REQUIRED WORK
Only the pictures are to be dropped, and the rest of the data should be copied exactly.

──────── SUPPLIED DATA ────────

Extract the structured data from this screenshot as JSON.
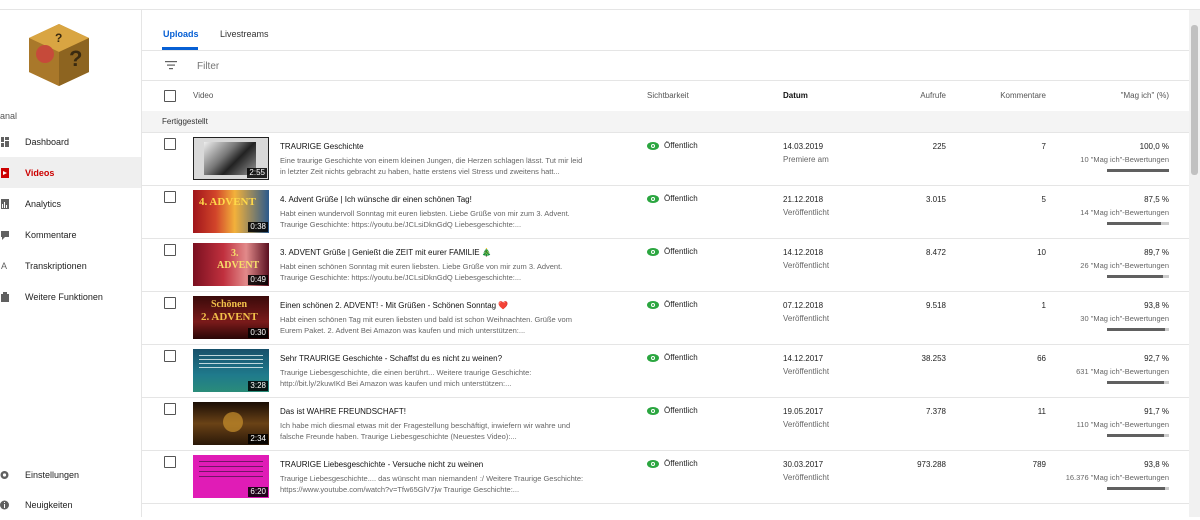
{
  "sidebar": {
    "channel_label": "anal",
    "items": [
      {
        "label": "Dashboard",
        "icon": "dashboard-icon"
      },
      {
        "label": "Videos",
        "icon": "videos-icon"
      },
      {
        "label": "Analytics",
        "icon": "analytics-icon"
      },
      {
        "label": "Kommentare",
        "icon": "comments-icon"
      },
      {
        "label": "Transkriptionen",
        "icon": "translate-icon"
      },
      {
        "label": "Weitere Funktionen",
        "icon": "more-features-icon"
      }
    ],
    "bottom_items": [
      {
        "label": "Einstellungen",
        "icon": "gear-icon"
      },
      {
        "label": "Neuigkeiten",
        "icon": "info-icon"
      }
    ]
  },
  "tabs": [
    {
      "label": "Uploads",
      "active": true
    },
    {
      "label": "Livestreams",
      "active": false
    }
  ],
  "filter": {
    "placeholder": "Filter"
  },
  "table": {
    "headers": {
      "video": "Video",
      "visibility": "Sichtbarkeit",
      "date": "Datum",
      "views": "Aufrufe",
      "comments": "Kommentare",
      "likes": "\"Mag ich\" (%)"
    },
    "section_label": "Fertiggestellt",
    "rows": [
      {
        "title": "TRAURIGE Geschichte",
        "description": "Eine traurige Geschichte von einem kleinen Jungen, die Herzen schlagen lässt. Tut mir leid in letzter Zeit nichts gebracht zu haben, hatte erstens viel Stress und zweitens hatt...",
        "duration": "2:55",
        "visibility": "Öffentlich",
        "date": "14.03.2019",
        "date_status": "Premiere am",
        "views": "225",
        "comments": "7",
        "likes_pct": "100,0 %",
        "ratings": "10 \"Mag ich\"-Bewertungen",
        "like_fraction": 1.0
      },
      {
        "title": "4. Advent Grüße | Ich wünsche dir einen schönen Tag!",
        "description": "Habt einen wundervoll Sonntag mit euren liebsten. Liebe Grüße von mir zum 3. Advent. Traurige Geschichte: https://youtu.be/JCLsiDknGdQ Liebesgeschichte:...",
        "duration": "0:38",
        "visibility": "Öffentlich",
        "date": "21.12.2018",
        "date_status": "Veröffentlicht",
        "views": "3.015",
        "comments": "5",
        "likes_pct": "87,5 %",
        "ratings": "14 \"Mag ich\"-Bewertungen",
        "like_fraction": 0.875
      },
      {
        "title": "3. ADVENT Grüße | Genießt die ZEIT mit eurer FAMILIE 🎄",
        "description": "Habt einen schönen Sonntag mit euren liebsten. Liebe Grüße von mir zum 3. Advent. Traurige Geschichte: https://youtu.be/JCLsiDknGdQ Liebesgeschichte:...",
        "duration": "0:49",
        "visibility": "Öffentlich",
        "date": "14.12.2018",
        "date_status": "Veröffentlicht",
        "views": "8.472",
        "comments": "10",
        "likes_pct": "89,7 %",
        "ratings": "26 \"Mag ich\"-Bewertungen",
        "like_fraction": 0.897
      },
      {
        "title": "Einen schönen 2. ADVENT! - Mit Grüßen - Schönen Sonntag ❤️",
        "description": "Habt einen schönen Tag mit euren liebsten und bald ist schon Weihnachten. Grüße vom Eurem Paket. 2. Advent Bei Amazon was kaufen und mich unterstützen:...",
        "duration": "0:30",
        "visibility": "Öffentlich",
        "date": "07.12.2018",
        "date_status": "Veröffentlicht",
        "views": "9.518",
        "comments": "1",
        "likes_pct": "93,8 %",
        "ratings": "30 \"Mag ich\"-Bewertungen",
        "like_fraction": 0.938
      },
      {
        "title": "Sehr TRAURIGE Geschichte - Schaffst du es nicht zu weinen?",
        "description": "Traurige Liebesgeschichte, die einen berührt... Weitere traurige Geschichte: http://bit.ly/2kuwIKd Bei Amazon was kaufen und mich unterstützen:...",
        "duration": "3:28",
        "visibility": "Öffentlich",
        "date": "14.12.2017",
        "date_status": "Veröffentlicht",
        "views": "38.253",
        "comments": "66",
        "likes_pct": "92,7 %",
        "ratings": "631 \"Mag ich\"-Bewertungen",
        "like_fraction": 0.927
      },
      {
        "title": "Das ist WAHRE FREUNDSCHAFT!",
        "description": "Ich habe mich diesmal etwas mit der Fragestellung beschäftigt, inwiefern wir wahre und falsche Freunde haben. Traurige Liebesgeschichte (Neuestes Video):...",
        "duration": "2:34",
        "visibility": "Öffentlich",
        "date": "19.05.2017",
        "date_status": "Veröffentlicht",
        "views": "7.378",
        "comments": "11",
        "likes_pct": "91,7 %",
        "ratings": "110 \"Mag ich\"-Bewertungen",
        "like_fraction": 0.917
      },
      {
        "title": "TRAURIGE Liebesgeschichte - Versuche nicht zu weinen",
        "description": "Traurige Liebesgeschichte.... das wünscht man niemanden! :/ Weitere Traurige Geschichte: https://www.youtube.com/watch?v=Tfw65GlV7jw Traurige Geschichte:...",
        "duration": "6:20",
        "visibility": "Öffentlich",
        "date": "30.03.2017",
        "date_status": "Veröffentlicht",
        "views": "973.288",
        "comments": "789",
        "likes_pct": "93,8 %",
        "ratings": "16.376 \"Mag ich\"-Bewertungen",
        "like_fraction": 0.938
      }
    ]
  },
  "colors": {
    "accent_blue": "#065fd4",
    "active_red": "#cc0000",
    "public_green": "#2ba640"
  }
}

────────

TASK ANSWER
Extract the structured data from this screenshot as JSON.
{
  "sidebar": {
    "channel_label": "anal",
    "items": [
      {
        "label": "Dashboard",
        "icon": "dashboard-icon"
      },
      {
        "label": "Videos",
        "icon": "videos-icon"
      },
      {
        "label": "Analytics",
        "icon": "analytics-icon"
      },
      {
        "label": "Kommentare",
        "icon": "comments-icon"
      },
      {
        "label": "Transkriptionen",
        "icon": "translate-icon"
      },
      {
        "label": "Weitere Funktionen",
        "icon": "more-features-icon"
      }
    ],
    "bottom_items": [
      {
        "label": "Einstellungen",
        "icon": "gear-icon"
      },
      {
        "label": "Neuigkeiten",
        "icon": "info-icon"
      }
    ]
  },
  "tabs": [
    {
      "label": "Uploads",
      "active": true
    },
    {
      "label": "Livestreams",
      "active": false
    }
  ],
  "filter": {
    "placeholder": "Filter"
  },
  "table": {
    "headers": {
      "video": "Video",
      "visibility": "Sichtbarkeit",
      "date": "Datum",
      "views": "Aufrufe",
      "comments": "Kommentare",
      "likes": "\"Mag ich\" (%)"
    },
    "section_label": "Fertiggestellt",
    "rows": [
      {
        "title": "TRAURIGE Geschichte",
        "description": "Eine traurige Geschichte von einem kleinen Jungen, die Herzen schlagen lässt. Tut mir leid in letzter Zeit nichts gebracht zu haben, hatte erstens viel Stress und zweitens hatt...",
        "duration": "2:55",
        "visibility": "Öffentlich",
        "date": "14.03.2019",
        "date_status": "Premiere am",
        "views": "225",
        "comments": "7",
        "likes_pct": "100,0 %",
        "ratings": "10 \"Mag ich\"-Bewertungen",
        "like_fraction": 1.0
      },
      {
        "title": "4. Advent Grüße | Ich wünsche dir einen schönen Tag!",
        "description": "Habt einen wundervoll Sonntag mit euren liebsten. Liebe Grüße von mir zum 3. Advent. Traurige Geschichte: https://youtu.be/JCLsiDknGdQ Liebesgeschichte:...",
        "duration": "0:38",
        "visibility": "Öffentlich",
        "date": "21.12.2018",
        "date_status": "Veröffentlicht",
        "views": "3.015",
        "comments": "5",
        "likes_pct": "87,5 %",
        "ratings": "14 \"Mag ich\"-Bewertungen",
        "like_fraction": 0.875
      },
      {
        "title": "3. ADVENT Grüße | Genießt die ZEIT mit eurer FAMILIE 🎄",
        "description": "Habt einen schönen Sonntag mit euren liebsten. Liebe Grüße von mir zum 3. Advent. Traurige Geschichte: https://youtu.be/JCLsiDknGdQ Liebesgeschichte:...",
        "duration": "0:49",
        "visibility": "Öffentlich",
        "date": "14.12.2018",
        "date_status": "Veröffentlicht",
        "views": "8.472",
        "comments": "10",
        "likes_pct": "89,7 %",
        "ratings": "26 \"Mag ich\"-Bewertungen",
        "like_fraction": 0.897
      },
      {
        "title": "Einen schönen 2. ADVENT! - Mit Grüßen - Schönen Sonntag ❤️",
        "description": "Habt einen schönen Tag mit euren liebsten und bald ist schon Weihnachten. Grüße vom Eurem Paket. 2. Advent Bei Amazon was kaufen und mich unterstützen:...",
        "duration": "0:30",
        "visibility": "Öffentlich",
        "date": "07.12.2018",
        "date_status": "Veröffentlicht",
        "views": "9.518",
        "comments": "1",
        "likes_pct": "93,8 %",
        "ratings": "30 \"Mag ich\"-Bewertungen",
        "like_fraction": 0.938
      },
      {
        "title": "Sehr TRAURIGE Geschichte - Schaffst du es nicht zu weinen?",
        "description": "Traurige Liebesgeschichte, die einen berührt... Weitere traurige Geschichte: http://bit.ly/2kuwIKd Bei Amazon was kaufen und mich unterstützen:...",
        "duration": "3:28",
        "visibility": "Öffentlich",
        "date": "14.12.2017",
        "date_status": "Veröffentlicht",
        "views": "38.253",
        "comments": "66",
        "likes_pct": "92,7 %",
        "ratings": "631 \"Mag ich\"-Bewertungen",
        "like_fraction": 0.927
      },
      {
        "title": "Das ist WAHRE FREUNDSCHAFT!",
        "description": "Ich habe mich diesmal etwas mit der Fragestellung beschäftigt, inwiefern wir wahre und falsche Freunde haben. Traurige Liebesgeschichte (Neuestes Video):...",
        "duration": "2:34",
        "visibility": "Öffentlich",
        "date": "19.05.2017",
        "date_status": "Veröffentlicht",
        "views": "7.378",
        "comments": "11",
        "likes_pct": "91,7 %",
        "ratings": "110 \"Mag ich\"-Bewertungen",
        "like_fraction": 0.917
      },
      {
        "title": "TRAURIGE Liebesgeschichte - Versuche nicht zu weinen",
        "description": "Traurige Liebesgeschichte.... das wünscht man niemanden! :/ Weitere Traurige Geschichte: https://www.youtube.com/watch?v=Tfw65GlV7jw Traurige Geschichte:...",
        "duration": "6:20",
        "visibility": "Öffentlich",
        "date": "30.03.2017",
        "date_status": "Veröffentlicht",
        "views": "973.288",
        "comments": "789",
        "likes_pct": "93,8 %",
        "ratings": "16.376 \"Mag ich\"-Bewertungen",
        "like_fraction": 0.938
      }
    ]
  },
  "colors": {
    "accent_blue": "#065fd4",
    "active_red": "#cc0000",
    "public_green": "#2ba640"
  }
}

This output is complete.